Excerpts from a dataset:
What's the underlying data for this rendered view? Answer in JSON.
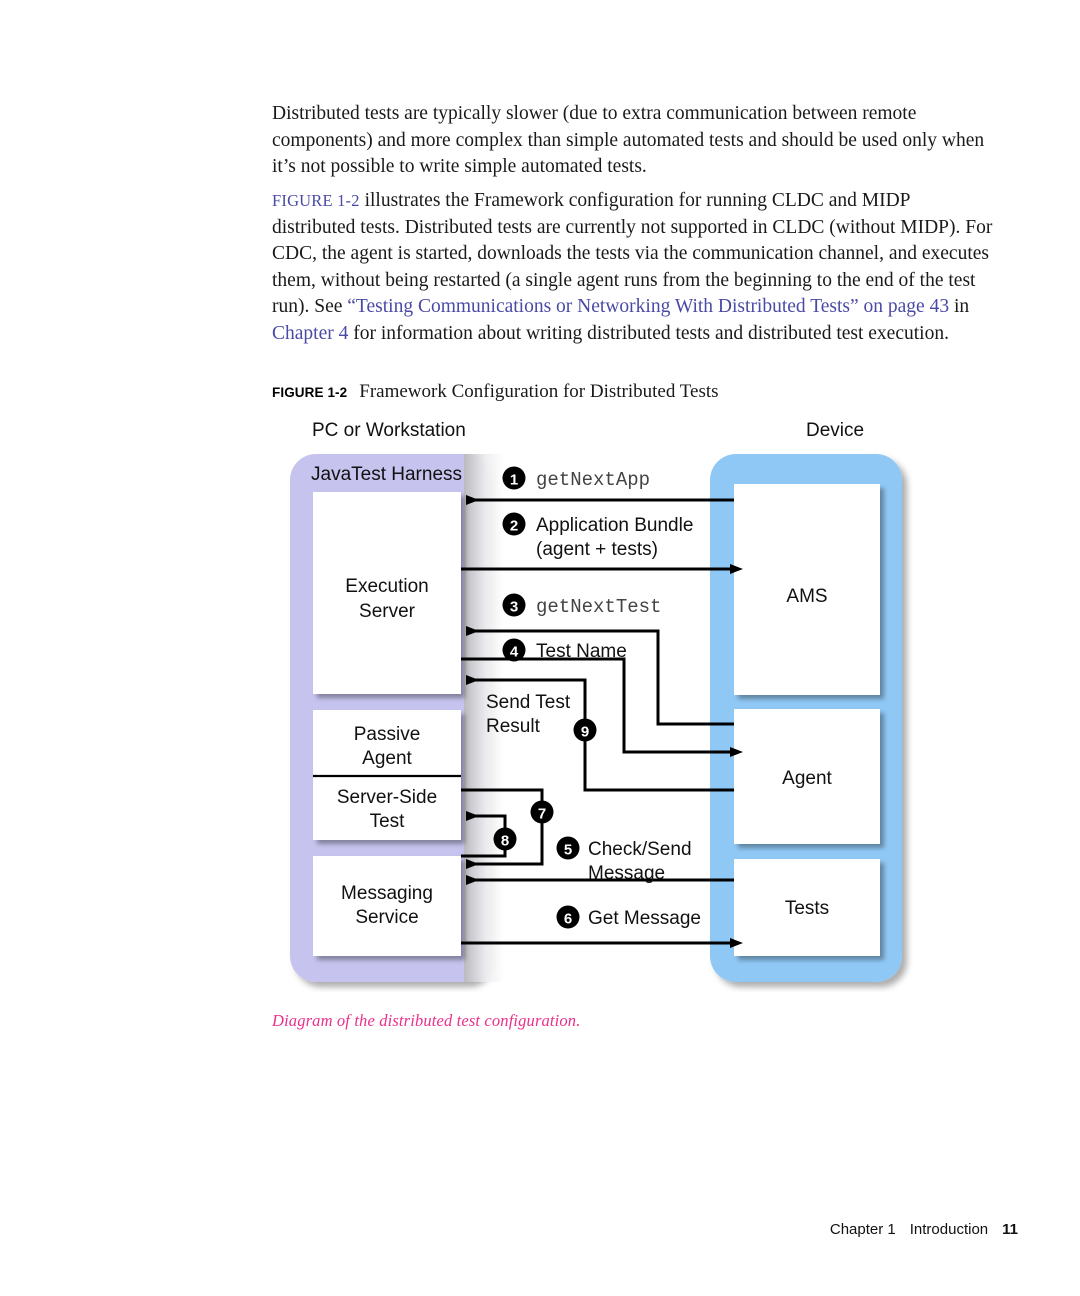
{
  "document": {
    "body_paragraphs": [
      {
        "id": "p1",
        "runs": [
          {
            "text": "Distributed tests are typically slower (due to extra communication between remote components) and more complex than simple automated tests and should be used only when it’s not possible to write simple automated tests.",
            "style": "plain"
          }
        ]
      },
      {
        "id": "p2",
        "runs": [
          {
            "text": "FIGURE 1-2",
            "style": "figref"
          },
          {
            "text": " illustrates the Framework configuration for running CLDC and MIDP distributed tests. Distributed tests are currently not supported in CLDC (without MIDP). For CDC, the agent is started, downloads the tests via the communication channel, and executes them, without being restarted (a single agent runs from the beginning to the end of the test run). See ",
            "style": "plain"
          },
          {
            "text": "“Testing Communications or Networking With Distributed Tests” on page 43",
            "style": "link"
          },
          {
            "text": " in ",
            "style": "plain"
          },
          {
            "text": "Chapter 4",
            "style": "link"
          },
          {
            "text": " for information about writing distributed tests and distributed test execution.",
            "style": "plain"
          }
        ]
      }
    ],
    "figure": {
      "label": "FIGURE 1-2",
      "title": "Framework Configuration for Distributed Tests",
      "caption": "Diagram of the distributed test configuration.",
      "caption_color": "#ec2f8a"
    },
    "footer": {
      "chapter": "Chapter 1",
      "section": "Introduction",
      "page_number": "11"
    }
  },
  "chart_data": {
    "type": "diagram",
    "title": "Framework Configuration for Distributed Tests",
    "colors": {
      "workstation_fill": "#c6c4ee",
      "device_fill": "#90c8f5",
      "node_fill": "#ffffff",
      "line": "#000000",
      "badge_fill": "#000000",
      "badge_text": "#ffffff"
    },
    "containers": [
      {
        "id": "workstation",
        "label": "PC or Workstation",
        "fill": "#c6c4ee",
        "nodes": [
          {
            "id": "harness",
            "label": "JavaTest Harness",
            "type": "group-title"
          },
          {
            "id": "execution-server",
            "label": "Execution Server"
          },
          {
            "id": "passive-agent",
            "label": "Passive Agent"
          },
          {
            "id": "server-side-test",
            "label": "Server-Side Test"
          },
          {
            "id": "messaging-service",
            "label": "Messaging Service"
          }
        ]
      },
      {
        "id": "device",
        "label": "Device",
        "fill": "#90c8f5",
        "nodes": [
          {
            "id": "ams",
            "label": "AMS"
          },
          {
            "id": "agent",
            "label": "Agent"
          },
          {
            "id": "tests",
            "label": "Tests"
          }
        ]
      }
    ],
    "flows": [
      {
        "step": "1",
        "label": "getNextApp",
        "mono": true,
        "from": "ams",
        "to": "execution-server",
        "direction": "left"
      },
      {
        "step": "2",
        "label": "Application Bundle\n(agent + tests)",
        "mono": false,
        "from": "execution-server",
        "to": "ams",
        "direction": "right"
      },
      {
        "step": "3",
        "label": "getNextTest",
        "mono": true,
        "from": "agent",
        "to": "execution-server",
        "direction": "left"
      },
      {
        "step": "4",
        "label": "Test Name",
        "mono": false,
        "from": "execution-server",
        "to": "agent",
        "direction": "right"
      },
      {
        "step": "5",
        "label": "Check/Send Message",
        "mono": false,
        "from": "tests",
        "to": "messaging-service",
        "direction": "left"
      },
      {
        "step": "6",
        "label": "Get Message",
        "mono": false,
        "from": "messaging-service",
        "to": "tests",
        "direction": "right"
      },
      {
        "step": "7",
        "label": "",
        "mono": false,
        "from": "server-side-test",
        "to": "messaging-service",
        "direction": "left"
      },
      {
        "step": "8",
        "label": "",
        "mono": false,
        "from": "messaging-service",
        "to": "server-side-test",
        "direction": "left"
      },
      {
        "step": "9",
        "label": "Send Test Result",
        "mono": false,
        "from": "agent",
        "to": "execution-server",
        "direction": "left"
      }
    ],
    "labels": {
      "workstation": "PC or Workstation",
      "device": "Device",
      "harness": "JavaTest Harness",
      "execution_server_line1": "Execution",
      "execution_server_line2": "Server",
      "passive_agent_line1": "Passive",
      "passive_agent_line2": "Agent",
      "server_side_test_line1": "Server-Side",
      "server_side_test_line2": "Test",
      "messaging_service_line1": "Messaging",
      "messaging_service_line2": "Service",
      "ams": "AMS",
      "agent": "Agent",
      "tests": "Tests",
      "step1": "1",
      "step1_text": "getNextApp",
      "step2": "2",
      "step2_text_l1": "Application Bundle",
      "step2_text_l2": "(agent + tests)",
      "step3": "3",
      "step3_text": "getNextTest",
      "step4": "4",
      "step4_text": "Test Name",
      "step5": "5",
      "step5_text_l1": "Check/Send",
      "step5_text_l2": "Message",
      "step6": "6",
      "step6_text": "Get Message",
      "step7": "7",
      "step8": "8",
      "step9": "9",
      "step9_text_l1": "Send Test",
      "step9_text_l2": "Result"
    }
  }
}
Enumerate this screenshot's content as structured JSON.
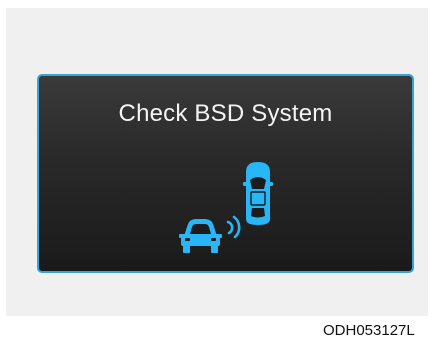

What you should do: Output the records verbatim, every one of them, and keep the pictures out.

Answer for the task:
What's the underlying data for this rendered view? Answer in JSON.
{
  "document": {
    "body_paragraphs": [
      {
        "id": "p1",
        "runs": [
          {
            "text": "Distributed tests are typically slower (due to extra communication between remote components) and more complex than simple automated tests and should be used only when it’s not possible to write simple automated tests.",
            "style": "plain"
          }
        ]
      },
      {
        "id": "p2",
        "runs": [
          {
            "text": "FIGURE 1-2",
            "style": "figref"
          },
          {
            "text": " illustrates the Framework configuration for running CLDC and MIDP distributed tests. Distributed tests are currently not supported in CLDC (without MIDP). For CDC, the agent is started, downloads the tests via the communication channel, and executes them, without being restarted (a single agent runs from the beginning to the end of the test run). See ",
            "style": "plain"
          },
          {
            "text": "“Testing Communications or Networking With Distributed Tests” on page 43",
            "style": "link"
          },
          {
            "text": " in ",
            "style": "plain"
          },
          {
            "text": "Chapter 4",
            "style": "link"
          },
          {
            "text": " for information about writing distributed tests and distributed test execution.",
            "style": "plain"
          }
        ]
      }
    ],
    "figure": {
      "label": "FIGURE 1-2",
      "title": "Framework Configuration for Distributed Tests",
      "caption": "Diagram of the distributed test configuration.",
      "caption_color": "#ec2f8a"
    },
    "footer": {
      "chapter": "Chapter 1",
      "section": "Introduction",
      "page_number": "11"
    }
  },
  "chart_data": {
    "type": "diagram",
    "title": "Framework Configuration for Distributed Tests",
    "colors": {
      "workstation_fill": "#c6c4ee",
      "device_fill": "#90c8f5",
      "node_fill": "#ffffff",
      "line": "#000000",
      "badge_fill": "#000000",
      "badge_text": "#ffffff"
    },
    "containers": [
      {
        "id": "workstation",
        "label": "PC or Workstation",
        "fill": "#c6c4ee",
        "nodes": [
          {
            "id": "harness",
            "label": "JavaTest Harness",
            "type": "group-title"
          },
          {
            "id": "execution-server",
            "label": "Execution Server"
          },
          {
            "id": "passive-agent",
            "label": "Passive Agent"
          },
          {
            "id": "server-side-test",
            "label": "Server-Side Test"
          },
          {
            "id": "messaging-service",
            "label": "Messaging Service"
          }
        ]
      },
      {
        "id": "device",
        "label": "Device",
        "fill": "#90c8f5",
        "nodes": [
          {
            "id": "ams",
            "label": "AMS"
          },
          {
            "id": "agent",
            "label": "Agent"
          },
          {
            "id": "tests",
            "label": "Tests"
          }
        ]
      }
    ],
    "flows": [
      {
        "step": "1",
        "label": "getNextApp",
        "mono": true,
        "from": "ams",
        "to": "execution-server",
        "direction": "left"
      },
      {
        "step": "2",
        "label": "Application Bundle\n(agent + tests)",
        "mono": false,
        "from": "execution-server",
        "to": "ams",
        "direction": "right"
      },
      {
        "step": "3",
        "label": "getNextTest",
        "mono": true,
        "from": "agent",
        "to": "execution-server",
        "direction": "left"
      },
      {
        "step": "4",
        "label": "Test Name",
        "mono": false,
        "from": "execution-server",
        "to": "agent",
        "direction": "right"
      },
      {
        "step": "5",
        "label": "Check/Send Message",
        "mono": false,
        "from": "tests",
        "to": "messaging-service",
        "direction": "left"
      },
      {
        "step": "6",
        "label": "Get Message",
        "mono": false,
        "from": "messaging-service",
        "to": "tests",
        "direction": "right"
      },
      {
        "step": "7",
        "label": "",
        "mono": false,
        "from": "server-side-test",
        "to": "messaging-service",
        "direction": "left"
      },
      {
        "step": "8",
        "label": "",
        "mono": false,
        "from": "messaging-service",
        "to": "server-side-test",
        "direction": "left"
      },
      {
        "step": "9",
        "label": "Send Test Result",
        "mono": false,
        "from": "agent",
        "to": "execution-server",
        "direction": "left"
      }
    ],
    "labels": {
      "workstation": "PC or Workstation",
      "device": "Device",
      "harness": "JavaTest Harness",
      "execution_server_line1": "Execution",
      "execution_server_line2": "Server",
      "passive_agent_line1": "Passive",
      "passive_agent_line2": "Agent",
      "server_side_test_line1": "Server-Side",
      "server_side_test_line2": "Test",
      "messaging_service_line1": "Messaging",
      "messaging_service_line2": "Service",
      "ams": "AMS",
      "agent": "Agent",
      "tests": "Tests",
      "step1": "1",
      "step1_text": "getNextApp",
      "step2": "2",
      "step2_text_l1": "Application Bundle",
      "step2_text_l2": "(agent + tests)",
      "step3": "3",
      "step3_text": "getNextTest",
      "step4": "4",
      "step4_text": "Test Name",
      "step5": "5",
      "step5_text_l1": "Check/Send",
      "step5_text_l2": "Message",
      "step6": "6",
      "step6_text": "Get Message",
      "step7": "7",
      "step8": "8",
      "step9": "9",
      "step9_text_l1": "Send Test",
      "step9_text_l2": "Result"
    }
  }
}
Enumerate this screenshot's content as structured JSON.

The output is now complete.